▸ **RECORDS TO USE**

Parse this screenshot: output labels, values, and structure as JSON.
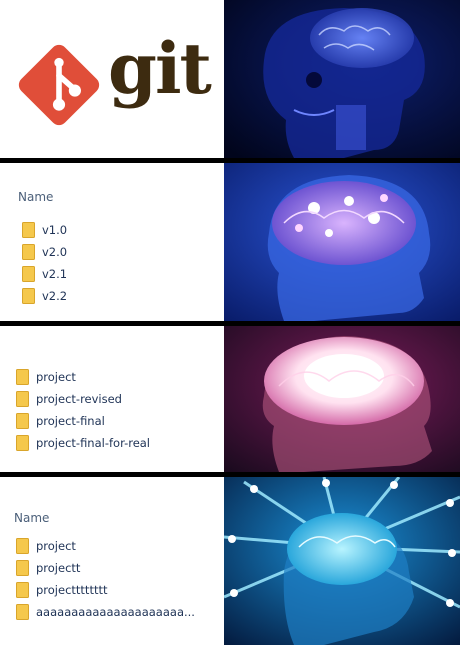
{
  "panels": [
    {
      "logo": {
        "word": "git",
        "mark_color": "#e04e39",
        "word_color": "#3d2b10"
      }
    },
    {
      "header": "Name",
      "items": [
        "v1.0",
        "v2.0",
        "v2.1",
        "v2.2"
      ]
    },
    {
      "items": [
        "project",
        "project-revised",
        "project-final",
        "project-final-for-real"
      ]
    },
    {
      "header": "Name",
      "items": [
        "project",
        "projectt",
        "projectttttttt",
        "aaaaaaaaaaaaaaaaaaaaa..."
      ]
    }
  ],
  "colors": {
    "folder": "#f5c84c",
    "folder_edge": "#d9a52b",
    "list_text": "#1e3255",
    "header_text": "#4c607a"
  }
}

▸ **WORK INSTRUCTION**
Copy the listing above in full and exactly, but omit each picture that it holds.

▸ **RESPONSE TO THE EXERCISE**
Parse this screenshot: output labels, values, and structure as JSON.
{
  "panels": [
    {
      "logo": {
        "word": "git",
        "mark_color": "#e04e39",
        "word_color": "#3d2b10"
      }
    },
    {
      "header": "Name",
      "items": [
        "v1.0",
        "v2.0",
        "v2.1",
        "v2.2"
      ]
    },
    {
      "items": [
        "project",
        "project-revised",
        "project-final",
        "project-final-for-real"
      ]
    },
    {
      "header": "Name",
      "items": [
        "project",
        "projectt",
        "projectttttttt",
        "aaaaaaaaaaaaaaaaaaaaa..."
      ]
    }
  ],
  "colors": {
    "folder": "#f5c84c",
    "folder_edge": "#d9a52b",
    "list_text": "#1e3255",
    "header_text": "#4c607a"
  }
}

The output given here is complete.